BEGIN Dataset excerpts

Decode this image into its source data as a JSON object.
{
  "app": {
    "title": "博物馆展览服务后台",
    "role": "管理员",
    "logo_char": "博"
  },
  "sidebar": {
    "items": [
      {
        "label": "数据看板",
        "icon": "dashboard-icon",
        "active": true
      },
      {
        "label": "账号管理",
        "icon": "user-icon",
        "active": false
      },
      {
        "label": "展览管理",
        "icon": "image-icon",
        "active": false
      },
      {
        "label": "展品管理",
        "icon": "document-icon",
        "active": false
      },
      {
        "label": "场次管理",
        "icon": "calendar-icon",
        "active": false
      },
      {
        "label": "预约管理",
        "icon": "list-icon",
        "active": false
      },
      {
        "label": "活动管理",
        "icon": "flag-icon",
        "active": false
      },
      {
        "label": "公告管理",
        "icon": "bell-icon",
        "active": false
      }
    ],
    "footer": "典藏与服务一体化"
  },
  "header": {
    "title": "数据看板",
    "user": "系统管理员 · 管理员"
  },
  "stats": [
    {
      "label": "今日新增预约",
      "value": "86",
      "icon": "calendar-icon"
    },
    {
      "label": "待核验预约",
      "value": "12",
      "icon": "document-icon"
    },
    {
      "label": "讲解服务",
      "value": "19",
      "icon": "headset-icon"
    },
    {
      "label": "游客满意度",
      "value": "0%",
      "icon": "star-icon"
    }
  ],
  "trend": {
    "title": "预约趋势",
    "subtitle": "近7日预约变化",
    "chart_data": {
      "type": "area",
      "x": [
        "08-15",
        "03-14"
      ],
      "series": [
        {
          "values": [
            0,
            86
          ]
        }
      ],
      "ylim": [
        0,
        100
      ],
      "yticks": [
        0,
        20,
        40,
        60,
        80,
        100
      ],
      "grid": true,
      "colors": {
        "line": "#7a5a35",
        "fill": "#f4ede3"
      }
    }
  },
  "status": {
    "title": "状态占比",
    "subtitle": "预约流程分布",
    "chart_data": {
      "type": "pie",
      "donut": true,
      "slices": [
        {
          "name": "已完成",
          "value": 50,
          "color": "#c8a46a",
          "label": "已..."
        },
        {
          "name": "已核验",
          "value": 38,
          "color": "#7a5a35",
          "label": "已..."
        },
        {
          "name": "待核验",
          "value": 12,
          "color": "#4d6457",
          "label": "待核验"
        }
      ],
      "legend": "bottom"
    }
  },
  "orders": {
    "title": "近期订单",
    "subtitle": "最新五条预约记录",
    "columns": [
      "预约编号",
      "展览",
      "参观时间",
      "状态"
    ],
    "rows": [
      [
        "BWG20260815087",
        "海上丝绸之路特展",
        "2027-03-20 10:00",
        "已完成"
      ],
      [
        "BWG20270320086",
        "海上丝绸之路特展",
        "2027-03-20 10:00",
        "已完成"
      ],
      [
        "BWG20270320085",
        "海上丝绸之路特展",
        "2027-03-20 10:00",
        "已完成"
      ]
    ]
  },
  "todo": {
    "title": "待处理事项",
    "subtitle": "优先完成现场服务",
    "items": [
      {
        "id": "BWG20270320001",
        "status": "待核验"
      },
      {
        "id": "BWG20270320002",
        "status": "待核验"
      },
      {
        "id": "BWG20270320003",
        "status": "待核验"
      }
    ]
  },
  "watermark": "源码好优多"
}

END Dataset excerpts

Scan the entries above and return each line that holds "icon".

        "icon": "dashboard-icon",
        "icon": "user-icon",
        "icon": "image-icon",
        "icon": "document-icon",
        "icon": "calendar-icon",
        "icon": "list-icon",
        "icon": "flag-icon",
        "icon": "bell-icon",
      "icon": "calendar-icon"
      "icon": "document-icon"
      "icon": "headset-icon"
      "icon": "star-icon"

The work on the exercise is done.